Cushing's Syndrome, also known as Pituitary Pars Intermedia Dysfunction (PPID) is a common condition of older equines, and is thought to affect at least 20% of horses and ponies over 15 years of age (1). As awareness increases more cases are diagnosed; what was once just a sign of getting older, is now often recognised as a symptom of Cushings.
The pituitary gland sits at the base of the brain, and it is damage to this tiny area, that exerts such effects throughout the horse or ponies body. Whilst a healthy pituitary gland will allow the release and inhibition of hormones, in horses with PPID, the inhibitory processes are reduced due to nerve damage, causing excessive levels of hormones to be released within the body. Hormones control the desire for food and water, the shedding of the coat and even muscle health, so when these become unbalanced we see considerable changes in the normal body functions of our horses. Ponies are more commonly affected than horses, though there has not yet been any breed or sex bias found(1).
Laminitis is one of the best-known signs, and increasingly we consider recurrent laminitics to be 'pre-Cushings'. Alongside the Laminitis may be abnormal fat distribution, resulting in pads of fat or neck crests, even on restricted diets, the supra-orbital cavity above the eye is often noted, as this begins to bulge due to fat deposition. In other areas you may see muscle wastage or a potbellied appearance; recurrent infections, skin issues, or parasite problems are also typical with PPID and demonstrate the effects of a compromised immune system.

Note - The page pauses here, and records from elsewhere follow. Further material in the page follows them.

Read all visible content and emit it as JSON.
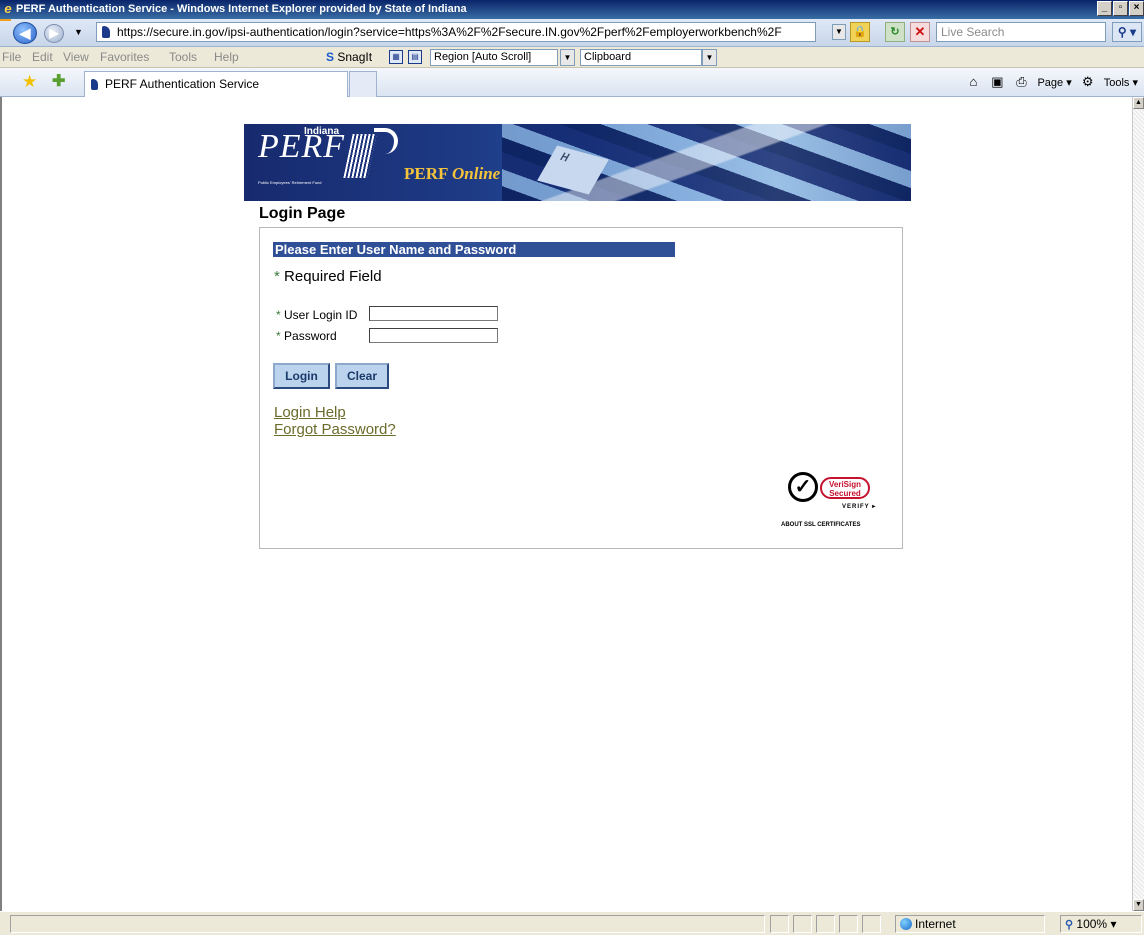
{
  "window": {
    "title": "PERF Authentication Service - Windows Internet Explorer provided by State of Indiana",
    "controls": {
      "minimize": "_",
      "maximize": "▫",
      "close": "×"
    }
  },
  "addressbar": {
    "url": "https://secure.in.gov/ipsi-authentication/login?service=https%3A%2F%2Fsecure.IN.gov%2Fperf%2Femployerworkbench%2F",
    "search_placeholder": "Live Search"
  },
  "menubar": {
    "items": [
      "File",
      "Edit",
      "View",
      "Favorites",
      "Tools",
      "Help"
    ],
    "snagit_label": "SnagIt",
    "capture_mode": "Region [Auto Scroll]",
    "capture_output": "Clipboard"
  },
  "favbar": {
    "tab_title": "PERF Authentication Service",
    "page_label": "Page",
    "tools_label": "Tools"
  },
  "banner": {
    "state": "Indiana",
    "brand": "PERF",
    "tagline": "Public Employees' Retirement Fund",
    "product_brand": "PERF",
    "product_suffix": "Online",
    "key_letter": "H"
  },
  "page": {
    "title": "Login Page",
    "section_header": "Please Enter User Name and Password",
    "required_marker": "*",
    "required_label": "Required Field",
    "fields": [
      {
        "label": "User Login ID",
        "value": ""
      },
      {
        "label": "Password",
        "value": ""
      }
    ],
    "buttons": {
      "login": "Login",
      "clear": "Clear"
    },
    "links": [
      "Login Help",
      "Forgot Password?"
    ]
  },
  "verisign": {
    "badge_line1": "VeriSign",
    "badge_line2": "Secured",
    "verify": "VERIFY ▸",
    "about": "ABOUT SSL CERTIFICATES"
  },
  "statusbar": {
    "zone": "Internet",
    "zoom": "100%"
  }
}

Diagnosis by your vet will be based on a number of factors, including your horse's clinical history but also using blood tests to ascertain the levels of hormones within the blood. The TRH test looks at levels of ACTH (adrenocorticotrophic hormone), though frequently used, it isn't always reliable, particularly as hormonal output varies according to season, and the fact that many tests will produce false negatives when the disease is in its earliest stages. When used in combination with clinical observations and reports from owners, these blood tests can help to diagnose your horse's problem.
Once diagnosed, work with your vet on management, and it is advised to talk to qualified Nutritionists to ensure a suitable diet. Both the overall diet and targeted nutrition should be appropriate to your horse or pony.
(1) McGowan T.A, Pinchbeck G.P & McGowan C.M (2013) Prevalence, risk factors and clinical signs predictive for equine pituitary pars intermedia dysfunction in aged horses. Equine Veterinary Journal. (45) 74-79